Another very valuable way to view your data is to organize it by task. This will only work if you have integrated the emotion data output with your telemetric “Task” data as mentioned in section two. However if this is the case, here is how you can set it up in Tableau:
Next, drag the second CSV file over the first one, like below:
Repeat this process with all of the CSV files from your test. Once done you will have all of the data from your playtest consolidated. Then go to sheet one.
- Drag the “Task” Dimension into the Columns slot
- Second drag the “Time Stamp” Dimension into the Columns slot. Make sure that task is first and Timestamp is second.
- Next drag your Measures onto the Rows slot as above.
Once this is accomplished you can use the aggregate sheet to identify the problem areas.
And then drill down by going to one of the individual graphs with the highest reading in this area:

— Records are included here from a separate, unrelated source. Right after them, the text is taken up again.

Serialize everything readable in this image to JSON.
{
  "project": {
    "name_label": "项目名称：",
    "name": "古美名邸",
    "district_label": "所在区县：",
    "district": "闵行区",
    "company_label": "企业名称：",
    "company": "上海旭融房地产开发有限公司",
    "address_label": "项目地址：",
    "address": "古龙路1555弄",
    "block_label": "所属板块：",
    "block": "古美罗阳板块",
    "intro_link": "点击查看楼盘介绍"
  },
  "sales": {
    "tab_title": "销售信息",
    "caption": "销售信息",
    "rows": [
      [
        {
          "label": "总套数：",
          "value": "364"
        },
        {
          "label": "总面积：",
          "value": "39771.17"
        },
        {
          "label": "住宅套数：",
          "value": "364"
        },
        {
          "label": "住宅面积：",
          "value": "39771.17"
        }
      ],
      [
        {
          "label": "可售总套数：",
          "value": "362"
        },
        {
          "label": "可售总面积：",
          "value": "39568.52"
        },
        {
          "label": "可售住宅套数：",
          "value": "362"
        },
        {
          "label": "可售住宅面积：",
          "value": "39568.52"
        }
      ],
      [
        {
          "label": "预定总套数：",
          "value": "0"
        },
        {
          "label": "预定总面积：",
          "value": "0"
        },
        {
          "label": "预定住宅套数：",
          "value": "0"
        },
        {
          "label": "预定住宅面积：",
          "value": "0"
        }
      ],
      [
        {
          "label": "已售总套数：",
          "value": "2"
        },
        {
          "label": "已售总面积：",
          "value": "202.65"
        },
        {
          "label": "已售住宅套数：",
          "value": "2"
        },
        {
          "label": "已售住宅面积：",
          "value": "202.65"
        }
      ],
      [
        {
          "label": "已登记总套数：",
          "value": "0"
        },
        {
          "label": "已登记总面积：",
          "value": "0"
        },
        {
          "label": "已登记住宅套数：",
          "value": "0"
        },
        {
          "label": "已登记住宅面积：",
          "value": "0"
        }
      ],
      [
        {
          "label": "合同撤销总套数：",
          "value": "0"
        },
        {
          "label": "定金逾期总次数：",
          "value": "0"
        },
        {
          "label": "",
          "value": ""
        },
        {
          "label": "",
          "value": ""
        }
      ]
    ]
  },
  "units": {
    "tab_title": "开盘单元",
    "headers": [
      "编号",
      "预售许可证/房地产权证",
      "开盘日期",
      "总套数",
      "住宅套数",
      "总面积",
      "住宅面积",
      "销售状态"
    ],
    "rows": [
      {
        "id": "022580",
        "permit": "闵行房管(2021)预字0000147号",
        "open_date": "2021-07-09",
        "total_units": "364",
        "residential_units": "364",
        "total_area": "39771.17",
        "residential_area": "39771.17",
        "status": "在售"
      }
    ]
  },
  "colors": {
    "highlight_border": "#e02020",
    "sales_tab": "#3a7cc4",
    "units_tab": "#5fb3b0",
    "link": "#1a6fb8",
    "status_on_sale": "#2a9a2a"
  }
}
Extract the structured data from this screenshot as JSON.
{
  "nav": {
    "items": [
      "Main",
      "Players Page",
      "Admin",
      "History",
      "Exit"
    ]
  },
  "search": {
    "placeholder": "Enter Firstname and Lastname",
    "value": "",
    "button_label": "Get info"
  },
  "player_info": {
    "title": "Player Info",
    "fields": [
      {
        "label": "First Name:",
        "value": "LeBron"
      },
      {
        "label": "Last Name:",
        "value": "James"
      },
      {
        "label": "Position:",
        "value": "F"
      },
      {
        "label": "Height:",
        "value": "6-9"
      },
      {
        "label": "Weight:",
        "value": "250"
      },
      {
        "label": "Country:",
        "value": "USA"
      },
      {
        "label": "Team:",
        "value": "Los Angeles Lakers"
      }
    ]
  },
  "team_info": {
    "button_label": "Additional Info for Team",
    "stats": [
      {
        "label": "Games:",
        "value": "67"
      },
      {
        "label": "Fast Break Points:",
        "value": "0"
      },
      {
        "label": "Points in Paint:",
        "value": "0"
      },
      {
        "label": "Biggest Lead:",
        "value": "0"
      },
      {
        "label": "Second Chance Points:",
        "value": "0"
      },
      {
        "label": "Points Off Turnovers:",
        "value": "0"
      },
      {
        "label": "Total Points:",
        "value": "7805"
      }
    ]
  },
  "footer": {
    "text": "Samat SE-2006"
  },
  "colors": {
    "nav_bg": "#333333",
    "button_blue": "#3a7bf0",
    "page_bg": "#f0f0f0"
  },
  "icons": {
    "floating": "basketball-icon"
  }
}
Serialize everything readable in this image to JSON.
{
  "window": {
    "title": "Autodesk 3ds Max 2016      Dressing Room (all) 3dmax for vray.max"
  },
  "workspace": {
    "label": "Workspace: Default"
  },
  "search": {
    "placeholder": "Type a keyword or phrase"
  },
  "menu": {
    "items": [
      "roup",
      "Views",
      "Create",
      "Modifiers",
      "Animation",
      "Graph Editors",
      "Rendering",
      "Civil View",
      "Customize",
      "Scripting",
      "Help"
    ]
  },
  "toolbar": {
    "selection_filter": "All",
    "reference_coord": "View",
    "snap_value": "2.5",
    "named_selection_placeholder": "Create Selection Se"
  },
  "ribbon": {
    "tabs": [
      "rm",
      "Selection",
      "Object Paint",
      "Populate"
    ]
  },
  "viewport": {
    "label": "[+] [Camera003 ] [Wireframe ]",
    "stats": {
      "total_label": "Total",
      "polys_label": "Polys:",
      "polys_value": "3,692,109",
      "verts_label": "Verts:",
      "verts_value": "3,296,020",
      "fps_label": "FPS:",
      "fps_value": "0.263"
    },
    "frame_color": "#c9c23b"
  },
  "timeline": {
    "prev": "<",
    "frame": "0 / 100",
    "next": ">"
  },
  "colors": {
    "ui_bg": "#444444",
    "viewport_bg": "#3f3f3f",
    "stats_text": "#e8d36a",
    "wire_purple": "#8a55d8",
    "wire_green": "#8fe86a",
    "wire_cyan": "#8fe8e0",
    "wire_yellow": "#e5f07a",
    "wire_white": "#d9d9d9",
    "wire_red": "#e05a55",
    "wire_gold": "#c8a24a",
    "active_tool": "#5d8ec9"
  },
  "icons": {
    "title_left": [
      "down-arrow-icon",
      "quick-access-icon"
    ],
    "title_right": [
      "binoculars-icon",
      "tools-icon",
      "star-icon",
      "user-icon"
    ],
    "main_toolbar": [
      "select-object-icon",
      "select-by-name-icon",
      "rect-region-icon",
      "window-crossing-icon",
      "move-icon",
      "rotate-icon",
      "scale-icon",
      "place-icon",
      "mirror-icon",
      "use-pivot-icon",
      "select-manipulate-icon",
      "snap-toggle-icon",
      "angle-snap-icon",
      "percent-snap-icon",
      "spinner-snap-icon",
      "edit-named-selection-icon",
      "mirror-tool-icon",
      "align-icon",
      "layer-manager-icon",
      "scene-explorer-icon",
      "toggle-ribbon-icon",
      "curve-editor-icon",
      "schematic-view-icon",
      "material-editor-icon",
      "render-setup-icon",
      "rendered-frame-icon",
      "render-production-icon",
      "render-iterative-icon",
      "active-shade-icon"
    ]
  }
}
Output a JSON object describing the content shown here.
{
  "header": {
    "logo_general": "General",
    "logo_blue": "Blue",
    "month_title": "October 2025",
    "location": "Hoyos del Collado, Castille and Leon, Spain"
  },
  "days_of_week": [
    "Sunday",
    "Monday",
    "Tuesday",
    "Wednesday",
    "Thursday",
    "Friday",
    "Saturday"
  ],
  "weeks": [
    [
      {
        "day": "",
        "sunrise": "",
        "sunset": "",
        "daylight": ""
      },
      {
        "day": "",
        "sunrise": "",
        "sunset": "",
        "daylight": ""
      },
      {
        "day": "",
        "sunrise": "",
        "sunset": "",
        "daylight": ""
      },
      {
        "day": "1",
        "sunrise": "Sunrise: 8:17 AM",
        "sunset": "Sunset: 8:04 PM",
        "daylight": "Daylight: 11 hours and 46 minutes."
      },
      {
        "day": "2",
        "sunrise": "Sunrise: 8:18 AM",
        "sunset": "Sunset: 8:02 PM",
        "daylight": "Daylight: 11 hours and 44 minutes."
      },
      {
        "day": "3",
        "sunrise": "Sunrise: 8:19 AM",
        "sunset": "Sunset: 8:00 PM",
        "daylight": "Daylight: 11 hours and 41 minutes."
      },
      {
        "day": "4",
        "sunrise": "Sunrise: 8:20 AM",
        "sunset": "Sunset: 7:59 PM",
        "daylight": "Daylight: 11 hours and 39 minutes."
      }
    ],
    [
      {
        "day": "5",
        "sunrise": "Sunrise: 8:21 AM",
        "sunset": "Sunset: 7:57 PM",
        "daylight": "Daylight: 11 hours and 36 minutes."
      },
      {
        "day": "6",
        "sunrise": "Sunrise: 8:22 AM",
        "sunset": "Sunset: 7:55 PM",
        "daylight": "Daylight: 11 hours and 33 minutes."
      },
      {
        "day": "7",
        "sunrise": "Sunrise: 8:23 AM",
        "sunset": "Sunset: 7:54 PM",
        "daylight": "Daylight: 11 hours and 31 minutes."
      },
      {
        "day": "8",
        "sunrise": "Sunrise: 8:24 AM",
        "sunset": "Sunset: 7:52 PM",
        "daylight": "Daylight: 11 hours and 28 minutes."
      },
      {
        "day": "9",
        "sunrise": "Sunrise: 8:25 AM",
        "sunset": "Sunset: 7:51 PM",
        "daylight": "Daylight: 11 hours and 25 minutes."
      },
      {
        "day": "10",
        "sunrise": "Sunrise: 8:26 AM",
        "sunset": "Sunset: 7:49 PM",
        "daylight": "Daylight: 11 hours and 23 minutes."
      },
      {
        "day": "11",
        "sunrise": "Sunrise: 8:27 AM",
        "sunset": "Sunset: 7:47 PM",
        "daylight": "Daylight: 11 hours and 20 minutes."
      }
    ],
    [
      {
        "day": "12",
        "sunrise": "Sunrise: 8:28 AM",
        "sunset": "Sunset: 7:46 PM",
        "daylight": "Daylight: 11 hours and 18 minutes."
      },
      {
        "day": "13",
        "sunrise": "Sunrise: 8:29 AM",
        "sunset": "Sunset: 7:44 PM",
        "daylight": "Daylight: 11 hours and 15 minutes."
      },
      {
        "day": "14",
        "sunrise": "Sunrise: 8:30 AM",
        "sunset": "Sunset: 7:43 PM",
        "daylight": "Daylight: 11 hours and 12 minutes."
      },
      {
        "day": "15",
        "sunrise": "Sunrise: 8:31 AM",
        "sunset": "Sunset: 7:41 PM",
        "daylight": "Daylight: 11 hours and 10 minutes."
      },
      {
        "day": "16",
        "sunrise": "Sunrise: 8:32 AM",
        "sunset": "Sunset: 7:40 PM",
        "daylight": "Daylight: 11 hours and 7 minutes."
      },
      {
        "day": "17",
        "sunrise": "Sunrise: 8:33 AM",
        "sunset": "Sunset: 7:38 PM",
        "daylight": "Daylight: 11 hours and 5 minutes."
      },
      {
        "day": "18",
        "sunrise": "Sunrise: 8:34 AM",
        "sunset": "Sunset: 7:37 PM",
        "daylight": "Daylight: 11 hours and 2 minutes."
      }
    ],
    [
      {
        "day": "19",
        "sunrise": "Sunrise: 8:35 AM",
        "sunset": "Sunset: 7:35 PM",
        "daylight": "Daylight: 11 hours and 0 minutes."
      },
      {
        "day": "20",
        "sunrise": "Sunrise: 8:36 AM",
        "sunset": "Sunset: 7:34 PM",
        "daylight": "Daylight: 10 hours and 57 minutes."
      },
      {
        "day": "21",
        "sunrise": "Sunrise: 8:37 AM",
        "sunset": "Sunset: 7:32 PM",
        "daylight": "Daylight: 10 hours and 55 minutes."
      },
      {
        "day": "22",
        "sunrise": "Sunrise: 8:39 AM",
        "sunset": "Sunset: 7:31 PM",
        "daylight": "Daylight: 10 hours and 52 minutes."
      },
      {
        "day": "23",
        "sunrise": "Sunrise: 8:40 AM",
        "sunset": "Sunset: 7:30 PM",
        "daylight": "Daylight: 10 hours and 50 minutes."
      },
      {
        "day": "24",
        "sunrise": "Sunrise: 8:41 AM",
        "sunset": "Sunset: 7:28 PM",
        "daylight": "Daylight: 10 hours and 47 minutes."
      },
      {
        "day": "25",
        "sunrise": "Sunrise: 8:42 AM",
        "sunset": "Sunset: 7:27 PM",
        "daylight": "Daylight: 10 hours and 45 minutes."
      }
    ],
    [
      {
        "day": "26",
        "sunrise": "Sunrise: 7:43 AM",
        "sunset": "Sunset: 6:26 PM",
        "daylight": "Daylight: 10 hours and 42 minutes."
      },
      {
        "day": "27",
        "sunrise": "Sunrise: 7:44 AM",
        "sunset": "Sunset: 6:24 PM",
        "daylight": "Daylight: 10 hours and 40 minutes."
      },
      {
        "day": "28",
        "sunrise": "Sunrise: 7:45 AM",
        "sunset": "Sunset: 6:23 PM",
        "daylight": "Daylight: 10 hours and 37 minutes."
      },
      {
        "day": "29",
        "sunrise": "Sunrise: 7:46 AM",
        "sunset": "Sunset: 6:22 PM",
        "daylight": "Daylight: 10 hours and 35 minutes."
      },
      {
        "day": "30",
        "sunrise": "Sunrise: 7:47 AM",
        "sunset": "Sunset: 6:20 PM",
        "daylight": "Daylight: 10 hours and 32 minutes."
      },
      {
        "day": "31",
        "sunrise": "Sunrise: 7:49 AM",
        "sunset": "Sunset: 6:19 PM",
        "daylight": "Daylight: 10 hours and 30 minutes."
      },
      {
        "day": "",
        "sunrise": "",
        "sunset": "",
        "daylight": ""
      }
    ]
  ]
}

And then you can work backwards even further by checking your telemetric data. Or can can simply look at your game and decide what is frustrating about the task in questions. This process can be used to iron out frustrating issues with any of the areas you have flagged in your game’s telemetry. In this way a developer can quickly identify and analyze the problem areas without having to scrub through all the data from every user. This could be especially useful in a larger open beta test. Time saved in this way can translate into quicker fixes and fast iteration times, resulting in a more polished experience for the user and less time analyzing and deciding what’s broken. In today’s competitive market, a better user experience will help your game succeed.
Not only is emotional data an accurate and efficient way to polish your game, it can be fun too. We have noticed some interesting trends in interactive data analysis. One of them is the fact that often, when there are a large number of negative, frustration actions recorded, right at the place where the red marks stop, there is often a big smile. This indicates that the user has solved a problem and is happy about it. Additionally, occasionally in the case of competitive action titles, a long stretch of no significant emotional reactions at all, can mean that the player is doing very well. It indicates that they are “in the zone” so to speak. Their concentration is up, their reactions are tuned and they are not reacting emotionally, good or bad.
Anyway, I hope this helps!